WHAT YOU SHOULD DO =>
Start at the first record below and retype through the last, exactly.

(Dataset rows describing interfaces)
BEGIN
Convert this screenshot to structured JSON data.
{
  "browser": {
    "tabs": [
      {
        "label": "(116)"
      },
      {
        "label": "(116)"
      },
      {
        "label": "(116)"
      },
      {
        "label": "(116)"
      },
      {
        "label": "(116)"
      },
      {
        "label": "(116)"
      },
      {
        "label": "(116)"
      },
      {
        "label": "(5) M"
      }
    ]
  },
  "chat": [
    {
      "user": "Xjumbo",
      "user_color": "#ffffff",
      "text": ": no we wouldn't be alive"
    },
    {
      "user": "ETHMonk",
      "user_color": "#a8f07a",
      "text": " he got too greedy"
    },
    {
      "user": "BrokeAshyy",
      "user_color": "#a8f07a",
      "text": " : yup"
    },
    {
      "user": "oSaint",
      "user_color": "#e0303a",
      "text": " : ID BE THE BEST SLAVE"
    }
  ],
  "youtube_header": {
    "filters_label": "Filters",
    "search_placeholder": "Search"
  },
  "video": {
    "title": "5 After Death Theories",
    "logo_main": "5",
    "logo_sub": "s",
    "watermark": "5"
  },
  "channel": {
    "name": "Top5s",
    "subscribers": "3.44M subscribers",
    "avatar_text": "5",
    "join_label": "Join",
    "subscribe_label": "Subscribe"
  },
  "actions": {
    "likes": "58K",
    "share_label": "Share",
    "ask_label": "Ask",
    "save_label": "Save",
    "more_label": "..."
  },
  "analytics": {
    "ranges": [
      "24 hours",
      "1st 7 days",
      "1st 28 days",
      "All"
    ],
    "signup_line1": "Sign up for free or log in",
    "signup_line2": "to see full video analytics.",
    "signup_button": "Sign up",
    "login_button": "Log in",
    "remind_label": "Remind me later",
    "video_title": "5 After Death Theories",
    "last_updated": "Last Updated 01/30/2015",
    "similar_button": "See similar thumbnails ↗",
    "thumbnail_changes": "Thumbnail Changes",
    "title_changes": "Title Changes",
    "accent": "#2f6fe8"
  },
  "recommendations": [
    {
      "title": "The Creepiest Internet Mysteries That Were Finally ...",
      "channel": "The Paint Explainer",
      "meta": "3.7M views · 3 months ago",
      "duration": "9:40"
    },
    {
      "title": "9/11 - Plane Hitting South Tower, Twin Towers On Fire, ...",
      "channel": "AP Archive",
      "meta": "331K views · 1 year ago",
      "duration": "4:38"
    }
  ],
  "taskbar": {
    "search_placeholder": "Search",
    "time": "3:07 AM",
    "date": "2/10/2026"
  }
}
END
WRITTEN SOLUTION =>
Convert this screenshot to structured JSON data.
{
  "browser": {
    "tabs": [
      {
        "label": "(116)"
      },
      {
        "label": "(116)"
      },
      {
        "label": "(116)"
      },
      {
        "label": "(116)"
      },
      {
        "label": "(116)"
      },
      {
        "label": "(116)"
      },
      {
        "label": "(116)"
      },
      {
        "label": "(5) M"
      }
    ]
  },
  "chat": [
    {
      "user": "Xjumbo",
      "user_color": "#ffffff",
      "text": ": no we wouldn't be alive"
    },
    {
      "user": "ETHMonk",
      "user_color": "#a8f07a",
      "text": " he got too greedy"
    },
    {
      "user": "BrokeAshyy",
      "user_color": "#a8f07a",
      "text": " : yup"
    },
    {
      "user": "oSaint",
      "user_color": "#e0303a",
      "text": " : ID BE THE BEST SLAVE"
    }
  ],
  "youtube_header": {
    "filters_label": "Filters",
    "search_placeholder": "Search"
  },
  "video": {
    "title": "5 After Death Theories",
    "logo_main": "5",
    "logo_sub": "s",
    "watermark": "5"
  },
  "channel": {
    "name": "Top5s",
    "subscribers": "3.44M subscribers",
    "avatar_text": "5",
    "join_label": "Join",
    "subscribe_label": "Subscribe"
  },
  "actions": {
    "likes": "58K",
    "share_label": "Share",
    "ask_label": "Ask",
    "save_label": "Save",
    "more_label": "..."
  },
  "analytics": {
    "ranges": [
      "24 hours",
      "1st 7 days",
      "1st 28 days",
      "All"
    ],
    "signup_line1": "Sign up for free or log in",
    "signup_line2": "to see full video analytics.",
    "signup_button": "Sign up",
    "login_button": "Log in",
    "remind_label": "Remind me later",
    "video_title": "5 After Death Theories",
    "last_updated": "Last Updated 01/30/2015",
    "similar_button": "See similar thumbnails ↗",
    "thumbnail_changes": "Thumbnail Changes",
    "title_changes": "Title Changes",
    "accent": "#2f6fe8"
  },
  "recommendations": [
    {
      "title": "The Creepiest Internet Mysteries That Were Finally ...",
      "channel": "The Paint Explainer",
      "meta": "3.7M views · 3 months ago",
      "duration": "9:40"
    },
    {
      "title": "9/11 - Plane Hitting South Tower, Twin Towers On Fire, ...",
      "channel": "AP Archive",
      "meta": "331K views · 1 year ago",
      "duration": "4:38"
    }
  ],
  "taskbar": {
    "search_placeholder": "Search",
    "time": "3:07 AM",
    "date": "2/10/2026"
  }
}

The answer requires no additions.